━━━━━ Entries shown ━━━━━

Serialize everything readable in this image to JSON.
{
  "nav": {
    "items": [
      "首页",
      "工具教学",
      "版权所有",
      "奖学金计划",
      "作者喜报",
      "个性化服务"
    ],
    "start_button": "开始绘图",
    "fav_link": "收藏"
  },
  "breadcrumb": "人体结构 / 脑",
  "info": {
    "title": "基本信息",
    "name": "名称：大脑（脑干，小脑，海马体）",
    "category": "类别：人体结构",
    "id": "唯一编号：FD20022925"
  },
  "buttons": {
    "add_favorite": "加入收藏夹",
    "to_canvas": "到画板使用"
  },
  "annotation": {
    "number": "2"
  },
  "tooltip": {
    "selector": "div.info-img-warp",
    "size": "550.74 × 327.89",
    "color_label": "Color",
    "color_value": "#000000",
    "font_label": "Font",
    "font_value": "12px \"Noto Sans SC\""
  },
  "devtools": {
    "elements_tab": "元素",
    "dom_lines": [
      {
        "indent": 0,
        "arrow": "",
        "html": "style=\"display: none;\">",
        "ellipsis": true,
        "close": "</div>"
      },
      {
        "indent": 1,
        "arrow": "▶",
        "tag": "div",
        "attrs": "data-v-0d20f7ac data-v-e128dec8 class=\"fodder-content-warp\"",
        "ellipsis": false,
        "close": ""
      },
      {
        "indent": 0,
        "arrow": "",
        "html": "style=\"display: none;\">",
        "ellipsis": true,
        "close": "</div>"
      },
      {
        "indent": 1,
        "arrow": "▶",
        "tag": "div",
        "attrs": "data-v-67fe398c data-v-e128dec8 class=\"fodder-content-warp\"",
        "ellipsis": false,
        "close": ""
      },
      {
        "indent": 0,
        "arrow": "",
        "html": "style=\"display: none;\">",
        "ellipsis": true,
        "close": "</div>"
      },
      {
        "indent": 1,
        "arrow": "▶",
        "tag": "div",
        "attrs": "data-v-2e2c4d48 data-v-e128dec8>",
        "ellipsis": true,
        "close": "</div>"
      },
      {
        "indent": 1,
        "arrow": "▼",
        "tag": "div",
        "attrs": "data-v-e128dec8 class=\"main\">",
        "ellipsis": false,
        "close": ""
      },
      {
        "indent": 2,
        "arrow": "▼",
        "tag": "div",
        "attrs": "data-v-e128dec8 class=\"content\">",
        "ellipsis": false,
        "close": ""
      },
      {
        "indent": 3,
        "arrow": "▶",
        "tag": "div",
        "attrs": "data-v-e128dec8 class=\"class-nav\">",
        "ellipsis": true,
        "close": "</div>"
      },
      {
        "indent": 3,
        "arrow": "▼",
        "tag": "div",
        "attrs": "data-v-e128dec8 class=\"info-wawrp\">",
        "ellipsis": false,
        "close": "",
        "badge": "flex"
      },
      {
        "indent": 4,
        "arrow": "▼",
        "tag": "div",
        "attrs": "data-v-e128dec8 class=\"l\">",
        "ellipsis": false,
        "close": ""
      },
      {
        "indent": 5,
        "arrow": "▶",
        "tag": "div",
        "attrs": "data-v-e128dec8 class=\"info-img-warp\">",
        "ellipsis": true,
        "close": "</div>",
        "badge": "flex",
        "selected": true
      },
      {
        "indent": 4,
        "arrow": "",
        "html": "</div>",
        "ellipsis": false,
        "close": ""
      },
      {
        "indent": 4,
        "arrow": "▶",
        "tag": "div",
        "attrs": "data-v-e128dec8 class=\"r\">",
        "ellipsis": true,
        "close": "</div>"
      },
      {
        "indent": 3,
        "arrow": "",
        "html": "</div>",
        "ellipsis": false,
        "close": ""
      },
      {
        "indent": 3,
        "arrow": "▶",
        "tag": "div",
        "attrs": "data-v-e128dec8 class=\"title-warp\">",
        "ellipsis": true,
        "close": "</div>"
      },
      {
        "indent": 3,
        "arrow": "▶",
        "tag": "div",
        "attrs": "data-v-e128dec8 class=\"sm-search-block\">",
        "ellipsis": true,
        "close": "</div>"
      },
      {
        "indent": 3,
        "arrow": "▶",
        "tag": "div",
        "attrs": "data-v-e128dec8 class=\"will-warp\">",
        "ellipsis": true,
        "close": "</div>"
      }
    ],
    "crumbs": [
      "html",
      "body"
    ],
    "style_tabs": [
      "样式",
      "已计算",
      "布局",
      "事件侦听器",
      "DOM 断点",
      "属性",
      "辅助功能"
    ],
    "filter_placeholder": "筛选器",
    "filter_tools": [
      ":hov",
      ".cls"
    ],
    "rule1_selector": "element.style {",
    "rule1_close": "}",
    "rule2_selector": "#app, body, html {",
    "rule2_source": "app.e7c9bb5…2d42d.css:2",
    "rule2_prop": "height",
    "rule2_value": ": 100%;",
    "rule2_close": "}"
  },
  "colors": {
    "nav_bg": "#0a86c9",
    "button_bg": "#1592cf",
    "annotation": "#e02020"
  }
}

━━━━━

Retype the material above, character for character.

Serialize everything readable in this image to JSON.
{
  "nav": {
    "items": [
      "首页",
      "工具教学",
      "版权所有",
      "奖学金计划",
      "作者喜报",
      "个性化服务"
    ],
    "start_button": "开始绘图",
    "fav_link": "收藏"
  },
  "breadcrumb": "人体结构 / 脑",
  "info": {
    "title": "基本信息",
    "name": "名称：大脑（脑干，小脑，海马体）",
    "category": "类别：人体结构",
    "id": "唯一编号：FD20022925"
  },
  "buttons": {
    "add_favorite": "加入收藏夹",
    "to_canvas": "到画板使用"
  },
  "annotation": {
    "number": "2"
  },
  "tooltip": {
    "selector": "div.info-img-warp",
    "size": "550.74 × 327.89",
    "color_label": "Color",
    "color_value": "#000000",
    "font_label": "Font",
    "font_value": "12px \"Noto Sans SC\""
  },
  "devtools": {
    "elements_tab": "元素",
    "dom_lines": [
      {
        "indent": 0,
        "arrow": "",
        "html": "style=\"display: none;\">",
        "ellipsis": true,
        "close": "</div>"
      },
      {
        "indent": 1,
        "arrow": "▶",
        "tag": "div",
        "attrs": "data-v-0d20f7ac data-v-e128dec8 class=\"fodder-content-warp\"",
        "ellipsis": false,
        "close": ""
      },
      {
        "indent": 0,
        "arrow": "",
        "html": "style=\"display: none;\">",
        "ellipsis": true,
        "close": "</div>"
      },
      {
        "indent": 1,
        "arrow": "▶",
        "tag": "div",
        "attrs": "data-v-67fe398c data-v-e128dec8 class=\"fodder-content-warp\"",
        "ellipsis": false,
        "close": ""
      },
      {
        "indent": 0,
        "arrow": "",
        "html": "style=\"display: none;\">",
        "ellipsis": true,
        "close": "</div>"
      },
      {
        "indent": 1,
        "arrow": "▶",
        "tag": "div",
        "attrs": "data-v-2e2c4d48 data-v-e128dec8>",
        "ellipsis": true,
        "close": "</div>"
      },
      {
        "indent": 1,
        "arrow": "▼",
        "tag": "div",
        "attrs": "data-v-e128dec8 class=\"main\">",
        "ellipsis": false,
        "close": ""
      },
      {
        "indent": 2,
        "arrow": "▼",
        "tag": "div",
        "attrs": "data-v-e128dec8 class=\"content\">",
        "ellipsis": false,
        "close": ""
      },
      {
        "indent": 3,
        "arrow": "▶",
        "tag": "div",
        "attrs": "data-v-e128dec8 class=\"class-nav\">",
        "ellipsis": true,
        "close": "</div>"
      },
      {
        "indent": 3,
        "arrow": "▼",
        "tag": "div",
        "attrs": "data-v-e128dec8 class=\"info-wawrp\">",
        "ellipsis": false,
        "close": "",
        "badge": "flex"
      },
      {
        "indent": 4,
        "arrow": "▼",
        "tag": "div",
        "attrs": "data-v-e128dec8 class=\"l\">",
        "ellipsis": false,
        "close": ""
      },
      {
        "indent": 5,
        "arrow": "▶",
        "tag": "div",
        "attrs": "data-v-e128dec8 class=\"info-img-warp\">",
        "ellipsis": true,
        "close": "</div>",
        "badge": "flex",
        "selected": true
      },
      {
        "indent": 4,
        "arrow": "",
        "html": "</div>",
        "ellipsis": false,
        "close": ""
      },
      {
        "indent": 4,
        "arrow": "▶",
        "tag": "div",
        "attrs": "data-v-e128dec8 class=\"r\">",
        "ellipsis": true,
        "close": "</div>"
      },
      {
        "indent": 3,
        "arrow": "",
        "html": "</div>",
        "ellipsis": false,
        "close": ""
      },
      {
        "indent": 3,
        "arrow": "▶",
        "tag": "div",
        "attrs": "data-v-e128dec8 class=\"title-warp\">",
        "ellipsis": true,
        "close": "</div>"
      },
      {
        "indent": 3,
        "arrow": "▶",
        "tag": "div",
        "attrs": "data-v-e128dec8 class=\"sm-search-block\">",
        "ellipsis": true,
        "close": "</div>"
      },
      {
        "indent": 3,
        "arrow": "▶",
        "tag": "div",
        "attrs": "data-v-e128dec8 class=\"will-warp\">",
        "ellipsis": true,
        "close": "</div>"
      }
    ],
    "crumbs": [
      "html",
      "body"
    ],
    "style_tabs": [
      "样式",
      "已计算",
      "布局",
      "事件侦听器",
      "DOM 断点",
      "属性",
      "辅助功能"
    ],
    "filter_placeholder": "筛选器",
    "filter_tools": [
      ":hov",
      ".cls"
    ],
    "rule1_selector": "element.style {",
    "rule1_close": "}",
    "rule2_selector": "#app, body, html {",
    "rule2_source": "app.e7c9bb5…2d42d.css:2",
    "rule2_prop": "height",
    "rule2_value": ": 100%;",
    "rule2_close": "}"
  },
  "colors": {
    "nav_bg": "#0a86c9",
    "button_bg": "#1592cf",
    "annotation": "#e02020"
  }
}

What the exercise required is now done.